The Business Owner Exit–Succession Process

Preston Rosamond |

By Preston Rosamond

Starting your own business and growing it to be a full-fledged success can often feel like raising another child. It’s not just your career—it’s your life. It takes blood, sweat, and tears, so it’s not for the faint of heart. And because starting and running a business is all-encompassing, it’s unlikely your few spare moments are spent thinking about how and when you’ll transition out of this ownership role in the future—a little like sending your kid off to college. But after all the years of hard work that go into building a successful and sustainable business, it’s inevitable that one day you’ll face decisions surrounding the final transition of your company. 

Every single business owner must one day transition their business at some point, which means advanced planning is critical to achieve their goals—both for their business and family. Unfortunately, less than 25% of business owners have established a formal written business succession plan. (1) Too often, business owners just “wing it” and they miss many planning opportunities to put themselves in a tax-favored position prior to making a move.

The failure to plan is typically due to two reasons: one, business owners are much better working in their business than on their business—as they should be; two, the process of creating a proper succession plan can be difficult and overwhelming.

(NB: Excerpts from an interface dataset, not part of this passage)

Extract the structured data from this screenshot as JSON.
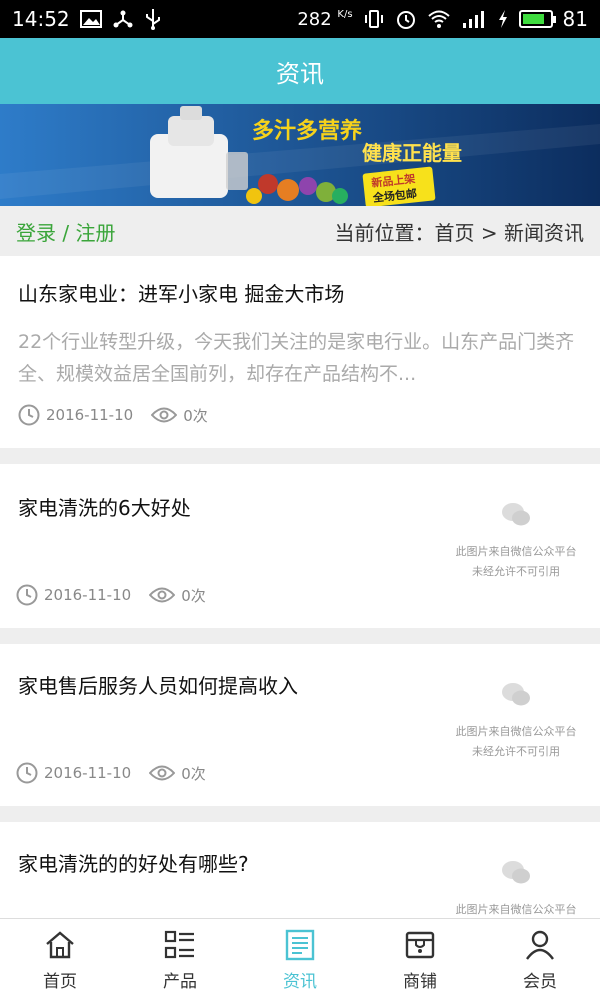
{
  "status_bar": {
    "time": "14:52",
    "net_speed": "282",
    "net_unit": "K/s",
    "battery": "81",
    "battery_color": "#3fdc3f"
  },
  "header": {
    "title": "资讯",
    "color": "#4bc3d3"
  },
  "banner": {
    "headline": "多汁多营养",
    "subline": "健康正能量",
    "badge_line1": "新品上架",
    "badge_line2": "全场包邮"
  },
  "location_bar": {
    "login": "登录",
    "separator": "/",
    "register": "注册",
    "breadcrumb": "当前位置：首页 > 新闻资讯"
  },
  "articles": [
    {
      "title": "山东家电业：进军小家电 掘金大市场",
      "summary": "22个行业转型升级，今天我们关注的是家电行业。山东产品门类齐全、规模效益居全国前列，却存在产品结构不...",
      "date": "2016-11-10",
      "views": "0次"
    },
    {
      "title": "家电清洗的6大好处",
      "date": "2016-11-10",
      "views": "0次",
      "thumb_line1": "此图片来自微信公众平台",
      "thumb_line2": "未经允许不可引用"
    },
    {
      "title": "家电售后服务人员如何提高收入",
      "date": "2016-11-10",
      "views": "0次",
      "thumb_line1": "此图片来自微信公众平台",
      "thumb_line2": "未经允许不可引用"
    },
    {
      "title": "家电清洗的的好处有哪些?",
      "thumb_line1": "此图片来自微信公众平台"
    }
  ],
  "tabs": [
    {
      "label": "首页",
      "icon": "home-icon"
    },
    {
      "label": "产品",
      "icon": "list-icon"
    },
    {
      "label": "资讯",
      "icon": "news-icon",
      "active": true
    },
    {
      "label": "商铺",
      "icon": "shop-icon"
    },
    {
      "label": "会员",
      "icon": "user-icon"
    }
  ]
}
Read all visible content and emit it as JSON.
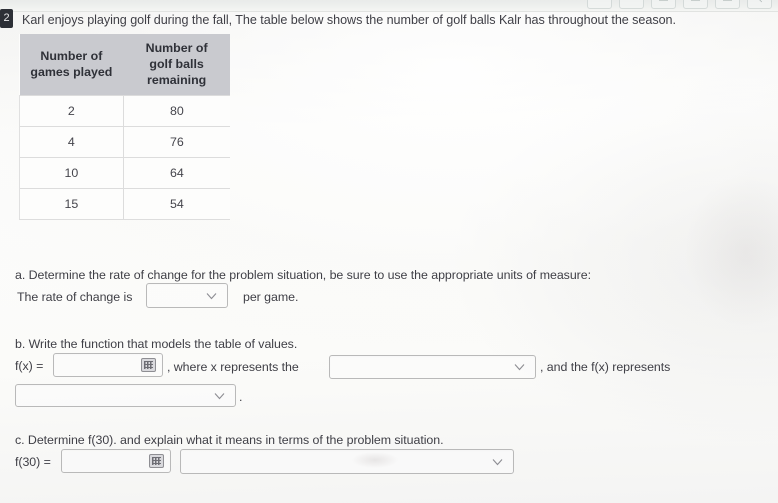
{
  "window": {
    "toolbar_buttons": [
      "",
      "",
      "—",
      "—",
      "—",
      "↖"
    ]
  },
  "question": {
    "number": "2",
    "prompt": "Karl enjoys playing golf during the fall,  The table below shows the number of golf balls Kalr has throughout the season."
  },
  "table": {
    "headers": [
      "Number of games played",
      "Number of golf balls remaining"
    ],
    "header_lines": [
      [
        "Number of",
        "games played"
      ],
      [
        "Number of",
        "golf balls",
        "remaining"
      ]
    ],
    "rows": [
      [
        "2",
        "80"
      ],
      [
        "4",
        "76"
      ],
      [
        "10",
        "64"
      ],
      [
        "15",
        "54"
      ]
    ]
  },
  "part_a": {
    "label": "a. Determine the rate of change for the problem situation, be sure to use the appropriate units of measure:",
    "sentence_before": "The rate of change is",
    "sentence_after": "per game.",
    "rate_select_value": "",
    "rate_select_placeholder": ""
  },
  "part_b": {
    "label": "b. Write the function that models the table of values.",
    "fx_label": "f(x) =",
    "fx_value": "",
    "fx_keyboard_icon": "math-keyboard-icon",
    "mid_text": ", where x represents the",
    "x_select_value": "",
    "after_text": ", and the f(x) represents",
    "fx_select_value": "",
    "trailing_punct": "."
  },
  "part_c": {
    "label": "c. Determine f(30). and explain what it means in terms of the problem situation.",
    "f30_label": "f(30) =",
    "f30_value": "",
    "f30_keyboard_icon": "math-keyboard-icon",
    "explain_select_value": ""
  },
  "colors": {
    "page_bg": "#fbfbf9",
    "table_header_bg": "#c9cacf",
    "text": "#3f3f46",
    "border": "#b9b9b9",
    "badge_bg": "#2c2f36"
  }
}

This is where professionals can greatly assist owners by illustrating and implementing a clear and concise process, from A to Z. 

Let’s take a look at what The Rosamond Financial Group covers in our stage-by-stage process. 

Stage 1: Initial Discovery Meeting

Defining exit objectives and goals:

  • What is your desired departure date?
  • What are your income/financial security requirements?
  • What exit routes are open to you?

Stage 2: Information Gathering

Personal financial analysis: 

  • Review existing financial, estate, and business plans.
  • Determine gaps in each of these plans, if any.
  • Discuss wants and needs. 

Stage 3: Determination of Business Value

Current valuation and the development of value drivers:

  • Analyze each exit route to determine how to protect and increase business value and understand the tax implications of ownership transfer through sale, gift, and estate. 
  • Obtain a formal valuation performed by an independent third party to set a fair price for company stock based on a consistent methodology for valuing the stock in the future. Include a reasonable discount for lack of marketability and minority interest, if applicable. This provides a benchmark for buy–sell agreements and executive compensation, equity-based plans, etc.

Stage 4: Choosing an Exit/Transition Route

  • Sell to an outside third party (financial or strategic buyer).
  • Sell to employees using an Employee Stock Ownership Plan (ESOP)*.
  • Sell the business to one or more key employees (management buyout).
  • Sell to remaining shareholders.
  • Transfer the company to family member(s).
  • Retain ownership but become a passive owner.

Stage 5: Implementation of Chosen Business Exit Route and Post-Transaction Servicing

  • Engage shareholders and the company to execute the chosen business exit route (external or internal sale or transfer).
  • Develop a contingency plan for the business (define key succession management, and be able to answer who will run the business in the event of a death or disability of current operational shareholders).
  • Develop a contingency plan for the owner’s family (financial, estate, and charitable planning).
  • Develop an ongoing servicing plan for the business and family (ongoing review to ensure that planning is being followed and to advise in the event of life changes within the family or succession management).

We’re Here to Help

With the emotional attachment that accompanies owning your own business, naturally the transition to relinquishing the reins will bring about a range of emotions. As with any important business decision—especially when it’s emotional—it’s a good idea to partner with a financial professional you can trust to serve as an objective and knowledgeable third party. Having worked through these issues with our clients, we at The Rosamond Financial Group stand ready to help you navigate these complicated decisions, the transition, and whatever the next chapter holds. Call my office at 830-798-9400 or email to schedule a complimentary get-acquainted meeting. We look forward to hearing from you soon!

About Preston

Preston Rosamond is a financial advisor and the founder of The Rosamond Financial Group Wealth Management, LLC with nearly two decades of industry experience. He provides comprehensive wealth management and financial services to individuals, professionals, and families who enjoy simplicity and seek a professional to help them pursue their goals. Preston personally serves his clients with an individual touch, a sincere heart, and his servant’s attitude is evident from the moment you meet him. Learn more about Preston or start the conversation about your finances with him by emailing or schedule a call with our online calendar.